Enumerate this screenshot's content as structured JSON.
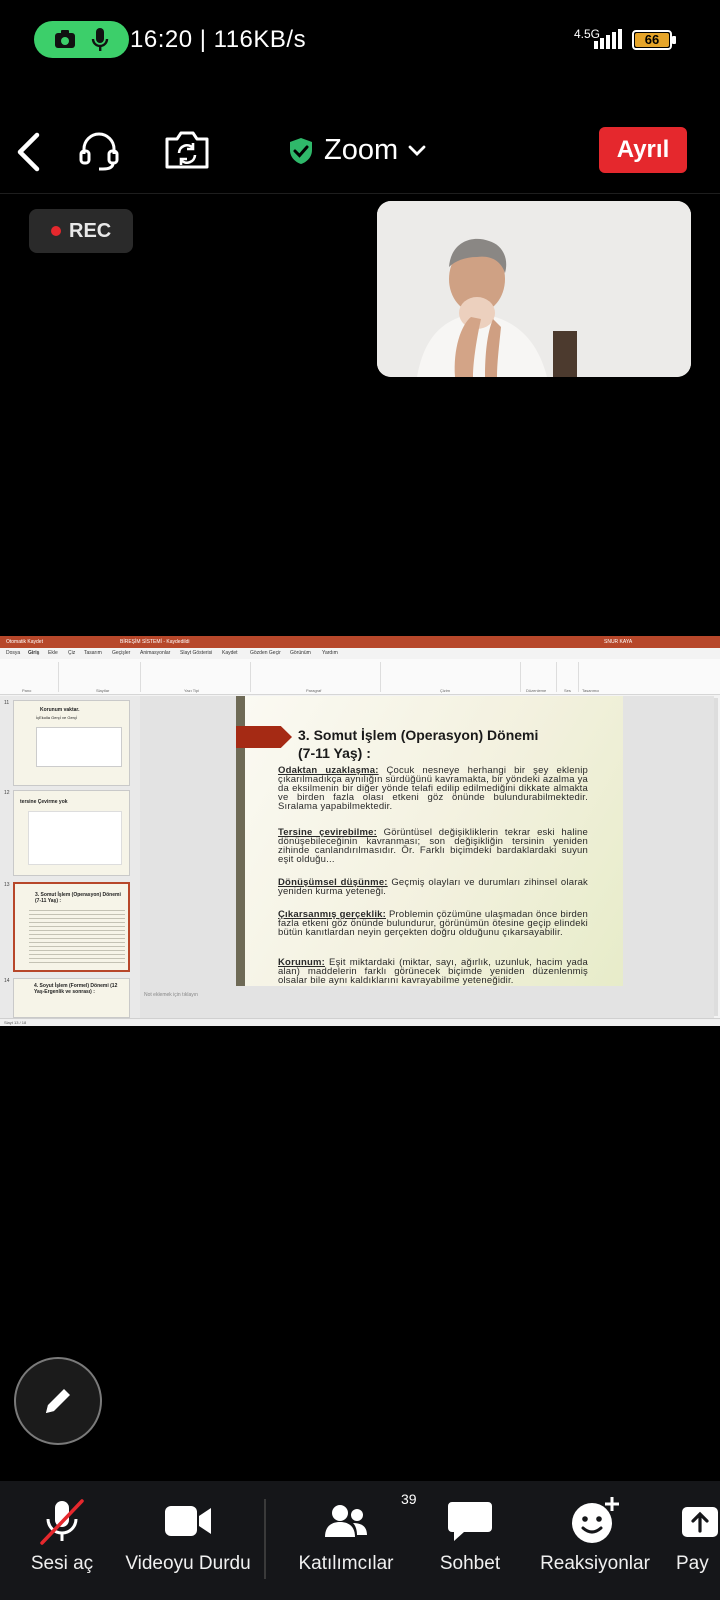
{
  "status_bar": {
    "time_speed": "16:20 | 116KB/s",
    "network_type": "4.5G",
    "battery": "66",
    "colors": {
      "recording_pill": "#3ccf6a",
      "battery_fill": "#e6a52a"
    }
  },
  "toolbar": {
    "meeting_title": "Zoom",
    "leave_label": "Ayrıl",
    "colors": {
      "leave": "#e5282d",
      "secure_shield": "#2fb86a"
    }
  },
  "recording": {
    "label": "REC"
  },
  "shared_screen": {
    "slide": {
      "title_line1": "3. Somut İşlem (Operasyon) Dönemi",
      "title_line2": "(7-11 Yaş) :",
      "paragraphs": [
        {
          "term": "Odaktan uzaklaşma:",
          "text": " Çocuk nesneye herhangi bir şey eklenip çıkarılmadıkça aynılığın sürdüğünü kavramakta, bir yöndeki azalma ya da eksilmenin bir diğer yönde telafi edilip edilmediğini dikkate almakta ve birden fazla olası etkeni göz önünde bulundurabilmektedir. Sıralama yapabilmektedir."
        },
        {
          "term": "Tersine çevirebilme:",
          "text": " Görüntüsel değişikliklerin tekrar eski haline dönüşebileceğinin kavranması; son değişikliğin tersinin yeniden zihinde canlandırılmasıdır. Ör. Farklı biçimdeki bardaklardaki suyun eşit olduğu..."
        },
        {
          "term": "Dönüşümsel düşünme:",
          "text": " Geçmiş olayları ve durumları zihinsel olarak yeniden kurma yeteneği."
        },
        {
          "term": "Çıkarsanmış gerçeklik:",
          "text": " Problemin çözümüne ulaşmadan önce birden fazla etkeni göz önünde bulundurur, görünümün ötesine geçip elindeki bütün kanıtlardan neyin gerçekten doğru olduğunu çıkarsayabilir."
        },
        {
          "term": "Korunum:",
          "text": " Eşit miktardaki (miktar, sayı, ağırlık, uzunluk, hacim yada alan) maddelerin farklı görünecek biçimde yeniden düzenlenmiş olsalar bile aynı kaldıklarını kavrayabilme yeteneğidir."
        }
      ]
    },
    "thumbnails": [
      {
        "num": "11",
        "title": "Korunum vaktar.",
        "subtitle": "İçEkolla Gerçİ ve Gerçİ"
      },
      {
        "num": "12",
        "title": "tersine Çevirme yok"
      },
      {
        "num": "13",
        "title": "3. Somut İşlem (Operasyon) Dönemi (7-11 Yaş) :"
      },
      {
        "num": "14",
        "title": "4. Soyut İşlem (Formel) Dönemi (12 Yaş-Ergenlik ve sonrası) :"
      }
    ],
    "tabs": [
      "Dosya",
      "Giriş",
      "Ekle",
      "Çiz",
      "Tasarım",
      "Geçişler",
      "Animasyonlar",
      "Slayt Gösterisi",
      "Kaydet",
      "Gözden Geçir",
      "Görünüm",
      "Yardım"
    ],
    "ribbon_groups": [
      "Pano",
      "Slaytlar",
      "Yazı Tipi",
      "Paragraf",
      "Çizim",
      "Düzenleme",
      "Ses",
      "Tasarımcı"
    ],
    "notes_placeholder": "Not eklemek için tıklayın",
    "status_text": "Slayt 13 / 18"
  },
  "bottom_bar": {
    "items": [
      {
        "label": "Sesi aç",
        "icon": "mic-muted-icon"
      },
      {
        "label": "Videoyu Durdu",
        "icon": "video-camera-icon"
      },
      {
        "label": "Katılımcılar",
        "icon": "participants-icon",
        "count": "39"
      },
      {
        "label": "Sohbet",
        "icon": "chat-icon"
      },
      {
        "label": "Reaksiyonlar",
        "icon": "reaction-icon"
      },
      {
        "label": "Pay",
        "icon": "share-icon"
      }
    ],
    "colors": {
      "mute_slash": "#e5282d"
    }
  }
}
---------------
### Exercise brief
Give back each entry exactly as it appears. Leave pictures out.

### Solution for this problem
Enumerate this screenshot's content as structured JSON.
{
  "status_bar": {
    "time_speed": "16:20 | 116KB/s",
    "network_type": "4.5G",
    "battery": "66",
    "colors": {
      "recording_pill": "#3ccf6a",
      "battery_fill": "#e6a52a"
    }
  },
  "toolbar": {
    "meeting_title": "Zoom",
    "leave_label": "Ayrıl",
    "colors": {
      "leave": "#e5282d",
      "secure_shield": "#2fb86a"
    }
  },
  "recording": {
    "label": "REC"
  },
  "shared_screen": {
    "slide": {
      "title_line1": "3. Somut İşlem (Operasyon) Dönemi",
      "title_line2": "(7-11 Yaş) :",
      "paragraphs": [
        {
          "term": "Odaktan uzaklaşma:",
          "text": " Çocuk nesneye herhangi bir şey eklenip çıkarılmadıkça aynılığın sürdüğünü kavramakta, bir yöndeki azalma ya da eksilmenin bir diğer yönde telafi edilip edilmediğini dikkate almakta ve birden fazla olası etkeni göz önünde bulundurabilmektedir. Sıralama yapabilmektedir."
        },
        {
          "term": "Tersine çevirebilme:",
          "text": " Görüntüsel değişikliklerin tekrar eski haline dönüşebileceğinin kavranması; son değişikliğin tersinin yeniden zihinde canlandırılmasıdır. Ör. Farklı biçimdeki bardaklardaki suyun eşit olduğu..."
        },
        {
          "term": "Dönüşümsel düşünme:",
          "text": " Geçmiş olayları ve durumları zihinsel olarak yeniden kurma yeteneği."
        },
        {
          "term": "Çıkarsanmış gerçeklik:",
          "text": " Problemin çözümüne ulaşmadan önce birden fazla etkeni göz önünde bulundurur, görünümün ötesine geçip elindeki bütün kanıtlardan neyin gerçekten doğru olduğunu çıkarsayabilir."
        },
        {
          "term": "Korunum:",
          "text": " Eşit miktardaki (miktar, sayı, ağırlık, uzunluk, hacim yada alan) maddelerin farklı görünecek biçimde yeniden düzenlenmiş olsalar bile aynı kaldıklarını kavrayabilme yeteneğidir."
        }
      ]
    },
    "thumbnails": [
      {
        "num": "11",
        "title": "Korunum vaktar.",
        "subtitle": "İçEkolla Gerçİ ve Gerçİ"
      },
      {
        "num": "12",
        "title": "tersine Çevirme yok"
      },
      {
        "num": "13",
        "title": "3. Somut İşlem (Operasyon) Dönemi (7-11 Yaş) :"
      },
      {
        "num": "14",
        "title": "4. Soyut İşlem (Formel) Dönemi (12 Yaş-Ergenlik ve sonrası) :"
      }
    ],
    "tabs": [
      "Dosya",
      "Giriş",
      "Ekle",
      "Çiz",
      "Tasarım",
      "Geçişler",
      "Animasyonlar",
      "Slayt Gösterisi",
      "Kaydet",
      "Gözden Geçir",
      "Görünüm",
      "Yardım"
    ],
    "ribbon_groups": [
      "Pano",
      "Slaytlar",
      "Yazı Tipi",
      "Paragraf",
      "Çizim",
      "Düzenleme",
      "Ses",
      "Tasarımcı"
    ],
    "notes_placeholder": "Not eklemek için tıklayın",
    "status_text": "Slayt 13 / 18"
  },
  "bottom_bar": {
    "items": [
      {
        "label": "Sesi aç",
        "icon": "mic-muted-icon"
      },
      {
        "label": "Videoyu Durdu",
        "icon": "video-camera-icon"
      },
      {
        "label": "Katılımcılar",
        "icon": "participants-icon",
        "count": "39"
      },
      {
        "label": "Sohbet",
        "icon": "chat-icon"
      },
      {
        "label": "Reaksiyonlar",
        "icon": "reaction-icon"
      },
      {
        "label": "Pay",
        "icon": "share-icon"
      }
    ],
    "colors": {
      "mute_slash": "#e5282d"
    }
  }
}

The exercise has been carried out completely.